A note on data: Student feedback referred to throughout this essay was collected after the end of the semester. The authors emailed a small number of students and asked them to return feedback on the redesigned assessment. Students provided explicit written permission to share their anonymous quotes.

Works Cited

Ave, James S., Devin Beasley, and Amy Brogan. ‘A Comparative Investigation of Student Learning through PechaKucha Presentations in Online Higher Education.’ Innovative Higher Education, vol. 45, 2020, pp. 373-86, Accessed 27 October 2021.

Braun, Michael. ‘Comparative Evaluation of Online and In-Class Student Team Presentations.’ Journal of University Teaching & Learning Practice, vol. 14, no. 3, 2017, pp. 1-21, Accessed 27 August 2021.

Cassidy, Kimberly, and Gina Siesing. ‘Solving the Work Force’s Skills Gap.’ Inside Higher Ed, 9 Nov. 2017, Accessed 27 August 2021.

Curtin University Faculty of Humanities. Assessment Best Practices. 2017. Accessed 27 October 2021.

The Future of Jobs Report 2020. World Economic Forum, October 2020. Accessed 27 October 2021.

Handke, Lisa, Florian E. Klonek, Sharon K. Parker, and Simone Kauffeld. ‘Interactive Effects of Team Virtuality and Work Design on Team Functioning.’ Small Group Research, vol. 51, no. 1, 2020, pp. 3-47, Accessed 27 August 2021.

Puckett, J., Ernesto Pagano, Tyce Henry, Tobias Krause, Pashmeena Hilal, Arianna Trainito, and Abigail Frost. ‘Call for a New Era of Higher Ed–Employer Collaboration.’ Boston Consulting Group, 7 July 2020, Accessed 27 August 2021.

Samuel, Alexandra. ‘Collaborating Online Is Sometimes Better Than Face-to-Face.’ Harvard Business Review, 1 Apr. 2015, Accessed 27 August 2021.

Shin, Soo Yun, Wuyu (Rain) Liu, Jeong-woo Jang, and Gary Bente. ‘The Benefits of Distance and Mediation: How People React to Conflicts in Video Chat vs. FtF.’ Computers in Human Behavior, vol. 73, 2017, pp. 1-8, Accessed 27 August 2021.

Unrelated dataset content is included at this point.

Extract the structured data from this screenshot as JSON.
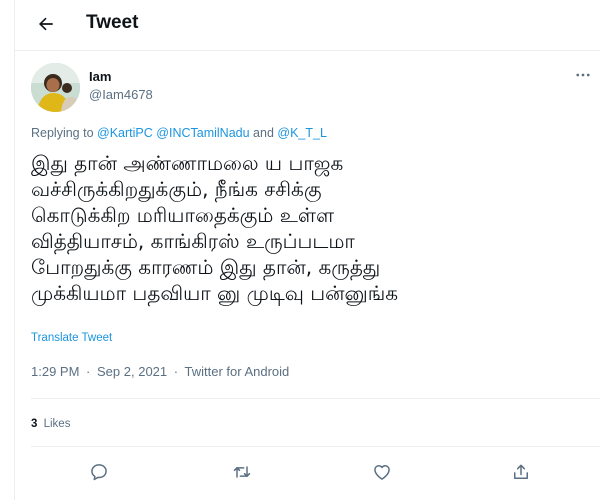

Skains, R. Lyle. ‘Teaching Digital Fiction: Integrating Experimental Writing and Current Technologies.’ Palgrave Communications, vol. 5, 2019, pp. 1-10, Accessed 27 August 2021.

Sobko, Sophia, Devanshi Unadkat, Jessica Adams, and Glynda Hull. ‘Learning through Collaboration: A Networked Approach to Online Pedagogy.’ E-Learning and Digital Media, vol. 17, no. 1, 2020, pp. 36-55, Accessed 27 August 2021.